Placenta accreta is a serious pregnancy condition that occurs when the placenta grows too deeply into the uterine wall.
Typically, the placenta detaches from the uterine wall after childbirth. With placenta accreta, part or all of the placenta remains attached. This can cause severe blood loss after delivery.
It's also possible for the placenta to invade the muscles of the uterus (placenta increta) or grow through the uterine wall (placenta percreta).
Placenta accreta is considered a high-risk pregnancy complication. If the condition is diagnosed during pregnancy, you'll likely need an early C-section delivery followed by the surgical removal of your uterus (hysterectomy).
Placenta accreta often causes no signs or symptoms during pregnancy — although vaginal bleeding during the third trimester might occur.
Occasionally, placenta accreta is detected during a routine ultrasound.
Placenta accreta is thought to be related to abnormalities in the lining of the uterus, typically due to scarring after a C-section or other uterine surgery. Sometimes, however, placenta accreta occurs without a history of uterine surgery.

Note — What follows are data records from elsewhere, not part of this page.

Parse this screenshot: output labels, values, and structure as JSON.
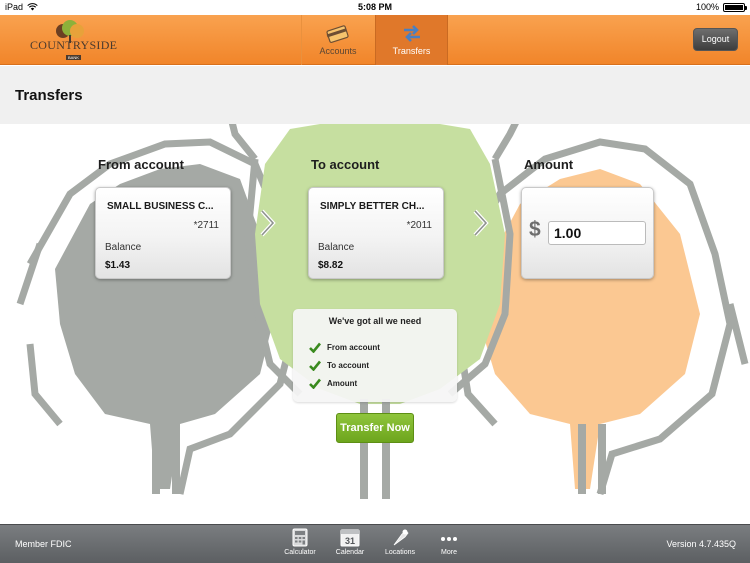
{
  "status_bar": {
    "device": "iPad",
    "time": "5:08 PM",
    "battery": "100%"
  },
  "header": {
    "logo_text": "COUNTRYSIDE",
    "logo_subtext": "BANK",
    "tabs": [
      {
        "label": "Accounts",
        "icon": "credit-card-icon",
        "active": false
      },
      {
        "label": "Transfers",
        "icon": "transfer-arrows-icon",
        "active": true
      }
    ],
    "logout_label": "Logout"
  },
  "page": {
    "title": "Transfers"
  },
  "transfer": {
    "from_label": "From account",
    "to_label": "To account",
    "amount_label": "Amount",
    "from_account": {
      "name": "SMALL BUSINESS C...",
      "number": "*2711",
      "balance_label": "Balance",
      "balance": "$1.43"
    },
    "to_account": {
      "name": "SIMPLY BETTER CH...",
      "number": "*2011",
      "balance_label": "Balance",
      "balance": "$8.82"
    },
    "currency_symbol": "$",
    "amount_value": "1.00",
    "checklist": {
      "title": "We've got all we need",
      "items": [
        "From account",
        "To account",
        "Amount"
      ]
    },
    "submit_label": "Transfer Now"
  },
  "footer": {
    "left_text": "Member FDIC",
    "tabs": [
      {
        "label": "Calculator",
        "icon": "calculator-icon"
      },
      {
        "label": "Calendar",
        "icon": "calendar-icon",
        "icon_text": "31"
      },
      {
        "label": "Locations",
        "icon": "map-pin-icon"
      },
      {
        "label": "More",
        "icon": "more-dots-icon"
      }
    ],
    "version": "Version 4.7.435Q"
  },
  "colors": {
    "header_orange": "#f1852a",
    "active_tab": "#e0782a",
    "tree_gray": "#a8aca8",
    "tree_green": "#c6dfa0",
    "tree_orange": "#fbc892",
    "button_green": "#7ab22a",
    "check_green": "#3a8a1e"
  }
}
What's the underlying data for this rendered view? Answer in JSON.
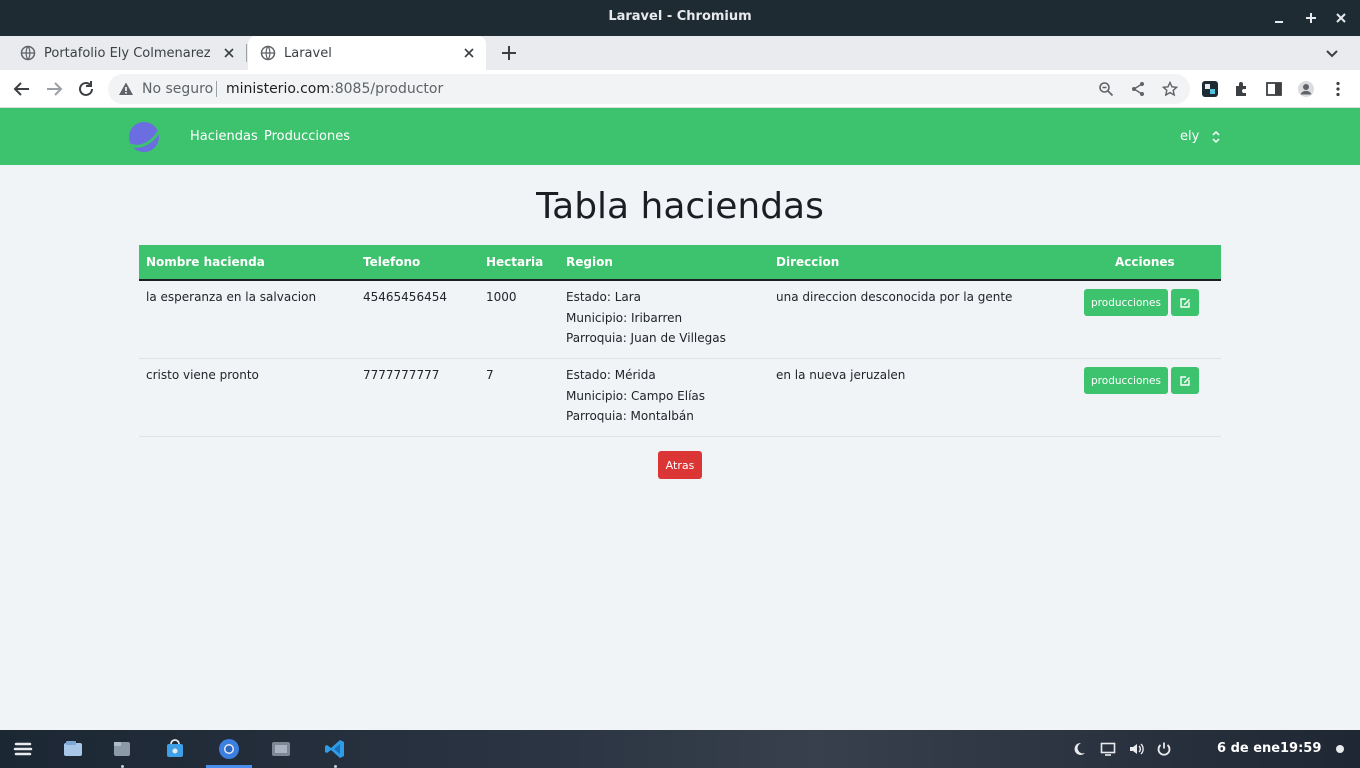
{
  "window": {
    "title": "Laravel - Chromium"
  },
  "tabs": [
    {
      "label": "Portafolio Ely Colmenarez",
      "icon": "globe-icon"
    },
    {
      "label": "Laravel",
      "icon": "globe-icon",
      "active": true
    }
  ],
  "omnibox": {
    "security_label": "No seguro",
    "url_host": "ministerio.com",
    "url_rest": ":8085/productor"
  },
  "app": {
    "nav_links": [
      "Haciendas",
      "Producciones"
    ],
    "user": "ely",
    "colors": {
      "primary": "#3dc26e",
      "danger": "#dc3535"
    }
  },
  "page": {
    "title": "Tabla haciendas",
    "back_label": "Atras"
  },
  "table": {
    "columns": [
      "Nombre hacienda",
      "Telefono",
      "Hectaria",
      "Region",
      "Direccion",
      "Acciones"
    ],
    "rows": [
      {
        "nombre": "la esperanza en la salvacion",
        "telefono": "45465456454",
        "hectaria": "1000",
        "region": [
          "Estado: Lara",
          "Municipio: Iribarren",
          "Parroquia: Juan de Villegas"
        ],
        "direccion": "una direccion desconocida por la gente",
        "action_label": "producciones"
      },
      {
        "nombre": "cristo viene pronto",
        "telefono": "7777777777",
        "hectaria": "7",
        "region": [
          "Estado: Mérida",
          "Municipio: Campo Elías",
          "Parroquia: Montalbán"
        ],
        "direccion": "en la nueva jeruzalen",
        "action_label": "producciones"
      }
    ]
  },
  "taskbar": {
    "apps": [
      "zorin-menu-icon",
      "files-icon",
      "file-manager-icon",
      "software-store-icon",
      "chromium-icon",
      "screenshot-icon",
      "vscode-icon"
    ],
    "date": "6 de ene",
    "time": "19:59"
  }
}
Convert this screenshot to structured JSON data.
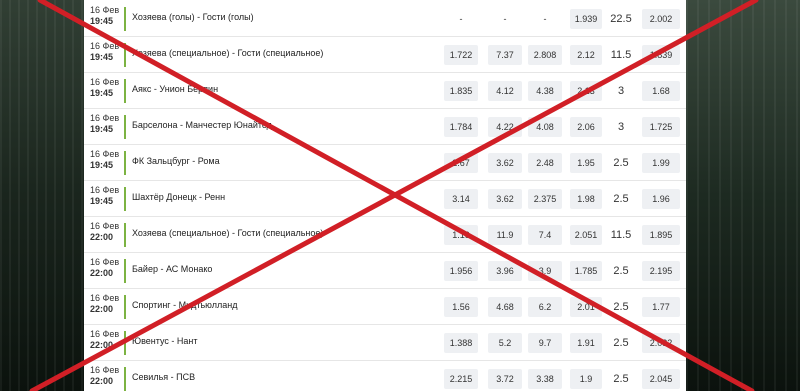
{
  "events": [
    {
      "date": "16 Фев",
      "time": "19:45",
      "teams": "Хозяева (голы) - Гости (голы)",
      "odds": [
        "-",
        "-",
        "-",
        "1.939"
      ],
      "total": "22.5",
      "last": "2.002"
    },
    {
      "date": "16 Фев",
      "time": "19:45",
      "teams": "Хозяева (специальное) - Гости (специальное)",
      "odds": [
        "1.722",
        "7.37",
        "2.808",
        "2.12"
      ],
      "total": "11.5",
      "last": "1.839"
    },
    {
      "date": "16 Фев",
      "time": "19:45",
      "teams": "Аякс - Унион Берлин",
      "odds": [
        "1.835",
        "4.12",
        "4.38",
        "2.13"
      ],
      "total": "3",
      "last": "1.68"
    },
    {
      "date": "16 Фев",
      "time": "19:45",
      "teams": "Барселона - Манчестер Юнайтед",
      "odds": [
        "1.784",
        "4.22",
        "4.08",
        "2.06"
      ],
      "total": "3",
      "last": "1.725"
    },
    {
      "date": "16 Фев",
      "time": "19:45",
      "teams": "ФК Зальцбург - Рома",
      "odds": [
        "2.67",
        "3.62",
        "2.48",
        "1.95"
      ],
      "total": "2.5",
      "last": "1.99"
    },
    {
      "date": "16 Фев",
      "time": "19:45",
      "teams": "Шахтёр Донецк - Ренн",
      "odds": [
        "3.14",
        "3.62",
        "2.375",
        "1.98"
      ],
      "total": "2.5",
      "last": "1.96"
    },
    {
      "date": "16 Фев",
      "time": "22:00",
      "teams": "Хозяева (специальное) - Гости (специальное)",
      "odds": [
        "1.19",
        "11.9",
        "7.4",
        "2.051"
      ],
      "total": "11.5",
      "last": "1.895"
    },
    {
      "date": "16 Фев",
      "time": "22:00",
      "teams": "Байер - АС Монако",
      "odds": [
        "1.956",
        "3.96",
        "3.9",
        "1.785"
      ],
      "total": "2.5",
      "last": "2.195"
    },
    {
      "date": "16 Фев",
      "time": "22:00",
      "teams": "Спортинг - Мидтьюлланд",
      "odds": [
        "1.56",
        "4.68",
        "6.2",
        "2.01"
      ],
      "total": "2.5",
      "last": "1.77"
    },
    {
      "date": "16 Фев",
      "time": "22:00",
      "teams": "Ювентус - Нант",
      "odds": [
        "1.388",
        "5.2",
        "9.7",
        "1.91"
      ],
      "total": "2.5",
      "last": "2.032"
    },
    {
      "date": "16 Фев",
      "time": "22:00",
      "teams": "Севилья - ПСВ",
      "odds": [
        "2.215",
        "3.72",
        "3.38",
        "1.9"
      ],
      "total": "2.5",
      "last": "2.045"
    }
  ],
  "colors": {
    "accent": "#7cb342",
    "cross": "#d11f26",
    "odd_bg": "#eef0f3"
  }
}
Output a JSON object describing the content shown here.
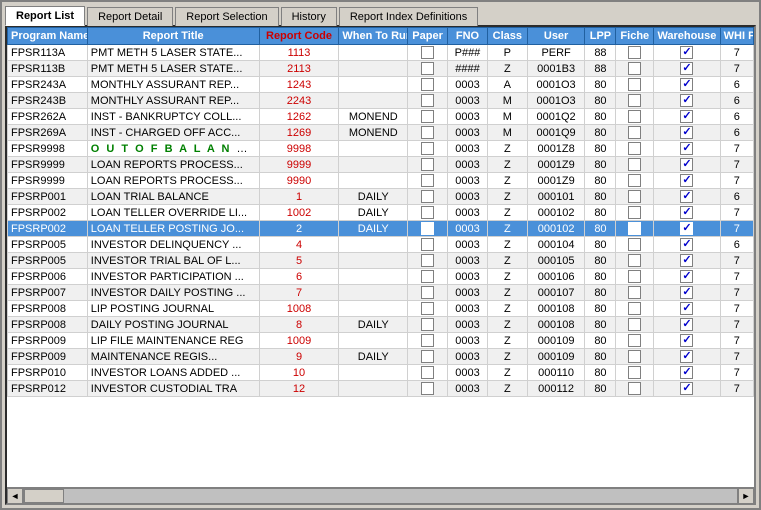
{
  "tabs": [
    {
      "id": "report-list",
      "label": "Report List",
      "active": true
    },
    {
      "id": "report-detail",
      "label": "Report Detail",
      "active": false
    },
    {
      "id": "report-selection",
      "label": "Report Selection",
      "active": false
    },
    {
      "id": "history",
      "label": "History",
      "active": false
    },
    {
      "id": "report-index",
      "label": "Report Index Definitions",
      "active": false
    }
  ],
  "columns": [
    {
      "id": "program",
      "label": "Program Name"
    },
    {
      "id": "title",
      "label": "Report Title"
    },
    {
      "id": "code",
      "label": "Report Code"
    },
    {
      "id": "when",
      "label": "When To Run"
    },
    {
      "id": "paper",
      "label": "Paper"
    },
    {
      "id": "fno",
      "label": "FNO"
    },
    {
      "id": "class",
      "label": "Class"
    },
    {
      "id": "user",
      "label": "User"
    },
    {
      "id": "lpp",
      "label": "LPP"
    },
    {
      "id": "fiche",
      "label": "Fiche"
    },
    {
      "id": "warehouse",
      "label": "Warehouse"
    },
    {
      "id": "whi",
      "label": "WHI Pri"
    }
  ],
  "rows": [
    {
      "program": "FPSR113A",
      "title": "PMT METH 5 LASER STATE...",
      "code": "1113",
      "when": "",
      "paper": false,
      "fno": "P###",
      "class": "P",
      "user": "PERF",
      "lpp": "88",
      "fiche": false,
      "warehouse": true,
      "whi": "7",
      "selected": false,
      "outofbalance": false
    },
    {
      "program": "FPSR113B",
      "title": "PMT METH 5 LASER STATE...",
      "code": "2113",
      "when": "",
      "paper": false,
      "fno": "####",
      "class": "Z",
      "user": "0001B3",
      "lpp": "88",
      "fiche": false,
      "warehouse": true,
      "whi": "7",
      "selected": false,
      "outofbalance": false
    },
    {
      "program": "FPSR243A",
      "title": "MONTHLY ASSURANT REP...",
      "code": "1243",
      "when": "",
      "paper": false,
      "fno": "0003",
      "class": "A",
      "user": "0001O3",
      "lpp": "80",
      "fiche": false,
      "warehouse": true,
      "whi": "6",
      "selected": false,
      "outofbalance": false
    },
    {
      "program": "FPSR243B",
      "title": "MONTHLY ASSURANT REP...",
      "code": "2243",
      "when": "",
      "paper": false,
      "fno": "0003",
      "class": "M",
      "user": "0001O3",
      "lpp": "80",
      "fiche": false,
      "warehouse": true,
      "whi": "6",
      "selected": false,
      "outofbalance": false
    },
    {
      "program": "FPSR262A",
      "title": "INST - BANKRUPTCY COLL...",
      "code": "1262",
      "when": "MONEND",
      "paper": false,
      "fno": "0003",
      "class": "M",
      "user": "0001Q2",
      "lpp": "80",
      "fiche": false,
      "warehouse": true,
      "whi": "6",
      "selected": false,
      "outofbalance": false
    },
    {
      "program": "FPSR269A",
      "title": "INST - CHARGED OFF ACC...",
      "code": "1269",
      "when": "MONEND",
      "paper": false,
      "fno": "0003",
      "class": "M",
      "user": "0001Q9",
      "lpp": "80",
      "fiche": false,
      "warehouse": true,
      "whi": "6",
      "selected": false,
      "outofbalance": false
    },
    {
      "program": "FPSR9998",
      "title": "OUT OF BALANCE RE",
      "code": "9998",
      "when": "",
      "paper": false,
      "fno": "0003",
      "class": "Z",
      "user": "0001Z8",
      "lpp": "80",
      "fiche": false,
      "warehouse": true,
      "whi": "7",
      "selected": false,
      "outofbalance": true
    },
    {
      "program": "FPSR9999",
      "title": "LOAN REPORTS PROCESS...",
      "code": "9999",
      "when": "",
      "paper": false,
      "fno": "0003",
      "class": "Z",
      "user": "0001Z9",
      "lpp": "80",
      "fiche": false,
      "warehouse": true,
      "whi": "7",
      "selected": false,
      "outofbalance": false
    },
    {
      "program": "FPSR9999",
      "title": "LOAN REPORTS PROCESS...",
      "code": "9990",
      "when": "",
      "paper": false,
      "fno": "0003",
      "class": "Z",
      "user": "0001Z9",
      "lpp": "80",
      "fiche": false,
      "warehouse": true,
      "whi": "7",
      "selected": false,
      "outofbalance": false
    },
    {
      "program": "FPSRP001",
      "title": "LOAN TRIAL BALANCE",
      "code": "1",
      "when": "DAILY",
      "paper": false,
      "fno": "0003",
      "class": "Z",
      "user": "000101",
      "lpp": "80",
      "fiche": false,
      "warehouse": true,
      "whi": "6",
      "selected": false,
      "outofbalance": false
    },
    {
      "program": "FPSRP002",
      "title": "LOAN TELLER OVERRIDE LI...",
      "code": "1002",
      "when": "DAILY",
      "paper": false,
      "fno": "0003",
      "class": "Z",
      "user": "000102",
      "lpp": "80",
      "fiche": false,
      "warehouse": true,
      "whi": "7",
      "selected": false,
      "outofbalance": false
    },
    {
      "program": "FPSRP002",
      "title": "LOAN TELLER POSTING JO...",
      "code": "2",
      "when": "DAILY",
      "paper": false,
      "fno": "0003",
      "class": "Z",
      "user": "000102",
      "lpp": "80",
      "fiche": false,
      "warehouse": true,
      "whi": "7",
      "selected": true,
      "outofbalance": false
    },
    {
      "program": "FPSRP005",
      "title": "INVESTOR DELINQUENCY ...",
      "code": "4",
      "when": "",
      "paper": false,
      "fno": "0003",
      "class": "Z",
      "user": "000104",
      "lpp": "80",
      "fiche": false,
      "warehouse": true,
      "whi": "6",
      "selected": false,
      "outofbalance": false
    },
    {
      "program": "FPSRP005",
      "title": "INVESTOR TRIAL BAL OF L...",
      "code": "5",
      "when": "",
      "paper": false,
      "fno": "0003",
      "class": "Z",
      "user": "000105",
      "lpp": "80",
      "fiche": false,
      "warehouse": true,
      "whi": "7",
      "selected": false,
      "outofbalance": false
    },
    {
      "program": "FPSRP006",
      "title": "INVESTOR PARTICIPATION ...",
      "code": "6",
      "when": "",
      "paper": false,
      "fno": "0003",
      "class": "Z",
      "user": "000106",
      "lpp": "80",
      "fiche": false,
      "warehouse": true,
      "whi": "7",
      "selected": false,
      "outofbalance": false
    },
    {
      "program": "FPSRP007",
      "title": "INVESTOR DAILY POSTING ...",
      "code": "7",
      "when": "",
      "paper": false,
      "fno": "0003",
      "class": "Z",
      "user": "000107",
      "lpp": "80",
      "fiche": false,
      "warehouse": true,
      "whi": "7",
      "selected": false,
      "outofbalance": false
    },
    {
      "program": "FPSRP008",
      "title": "LIP POSTING JOURNAL",
      "code": "1008",
      "when": "",
      "paper": false,
      "fno": "0003",
      "class": "Z",
      "user": "000108",
      "lpp": "80",
      "fiche": false,
      "warehouse": true,
      "whi": "7",
      "selected": false,
      "outofbalance": false
    },
    {
      "program": "FPSRP008",
      "title": "DAILY POSTING JOURNAL",
      "code": "8",
      "when": "DAILY",
      "paper": false,
      "fno": "0003",
      "class": "Z",
      "user": "000108",
      "lpp": "80",
      "fiche": false,
      "warehouse": true,
      "whi": "7",
      "selected": false,
      "outofbalance": false
    },
    {
      "program": "FPSRP009",
      "title": "LIP FILE MAINTENANCE REG",
      "code": "1009",
      "when": "",
      "paper": false,
      "fno": "0003",
      "class": "Z",
      "user": "000109",
      "lpp": "80",
      "fiche": false,
      "warehouse": true,
      "whi": "7",
      "selected": false,
      "outofbalance": false
    },
    {
      "program": "FPSRP009",
      "title": "MAINTENANCE REGIS...",
      "code": "9",
      "when": "DAILY",
      "paper": false,
      "fno": "0003",
      "class": "Z",
      "user": "000109",
      "lpp": "80",
      "fiche": false,
      "warehouse": true,
      "whi": "7",
      "selected": false,
      "outofbalance": false
    },
    {
      "program": "FPSRP010",
      "title": "INVESTOR LOANS ADDED ...",
      "code": "10",
      "when": "",
      "paper": false,
      "fno": "0003",
      "class": "Z",
      "user": "000110",
      "lpp": "80",
      "fiche": false,
      "warehouse": true,
      "whi": "7",
      "selected": false,
      "outofbalance": false
    },
    {
      "program": "FPSRP012",
      "title": "INVESTOR CUSTODIAL TRA",
      "code": "12",
      "when": "",
      "paper": false,
      "fno": "0003",
      "class": "Z",
      "user": "000112",
      "lpp": "80",
      "fiche": false,
      "warehouse": true,
      "whi": "7",
      "selected": false,
      "outofbalance": false
    }
  ],
  "scrollbar": {
    "left_arrow": "◄",
    "right_arrow": "►"
  }
}
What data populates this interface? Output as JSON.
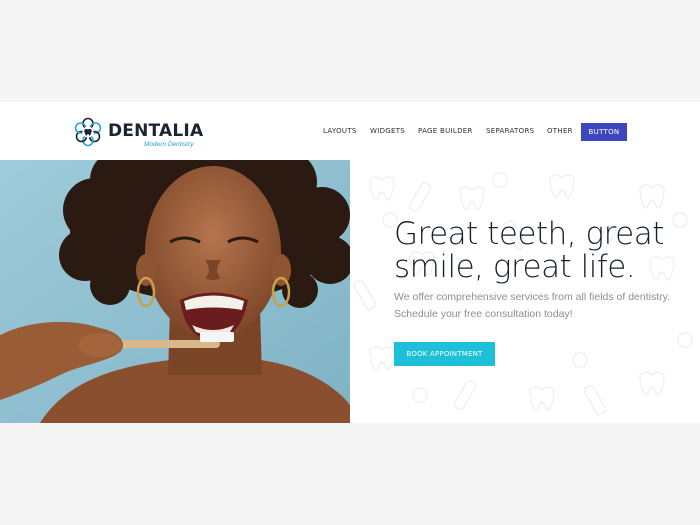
{
  "brand": {
    "name": "DENTALIA",
    "tagline": "Modern Dentistry"
  },
  "nav": {
    "items": [
      "LAYOUTS",
      "WIDGETS",
      "PAGE BUILDER",
      "SEPARATORS",
      "OTHER"
    ],
    "button_label": "BUTTON"
  },
  "hero": {
    "headline_line1": "Great teeth, great",
    "headline_line2": "smile, great life.",
    "subtext": "We offer comprehensive services from all fields of dentistry. Schedule your free consultation today!",
    "cta_label": "BOOK APPOINTMENT",
    "photo_icon": "woman-brushing-teeth-photo"
  },
  "colors": {
    "accent": "#1dbfd9",
    "brand": "#3d47bd",
    "heading": "#15202b",
    "body_text": "#8c8f93"
  }
}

Many factors can increase the risk of placenta accreta, including:
- Previous uterine surgery. The risk of placenta accreta increases with the number of C-sections or other uterine surgeries you've had.
- Placenta position. If the placenta partially or totally covers your cervix (placenta previa) or sits in the lower portion of your uterus, you're at increased risk of placenta accreta.
- Maternal age. Placenta accreta is more common in women older than 35.
- Previous childbirth. The risk of placenta accreta increases as your number of pregnancies increases.
Placenta accreta can cause:
- Heavy vaginal bleeding. Placenta accreta poses a major risk of severe vaginal bleeding (hemorrhage) after delivery. The bleeding can cause a life-threatening condition that prevents your blood from clotting normally (disseminated intravascular coagulopathy), as well as lung failure (adult respiratory distress syndrome) and kidney failure. A blood transfusion will likely be necessary.
- Premature birth. Placenta accreta might cause labor to begin early. If placenta accreta causes bleeding during your pregnancy, you might need to deliver your baby early.
Dec. 24, 2019
- American College of Obstetricians and Gynecologists Committee on Obstetric Practice. Committee Opinion No. 529: Placenta accreta. Obstetrics & Gynecology. 2017; 277:27.
- Resnik R, et al. Clinical features and diagnosis of placenta accreta spectrum (placenta accreta, increta, and percreta). https://www.uptodate.com/contents/search. Accessed March 20, 2018.
- Placenta accreta. Merck Manual Professional Version. https://www.merckmanuals.com/professional/gynecology-and-obstetrics/abnormalities-and-complications-of-labor-and-delivery/placenta-accreta. Accessed March 20, 2018.
- Resnik R, et al. Management of the placenta accreta spectrum (placenta accreta, increta, and percreta). https://www.uptodate.com/contents/search. Accessed March 20, 2018.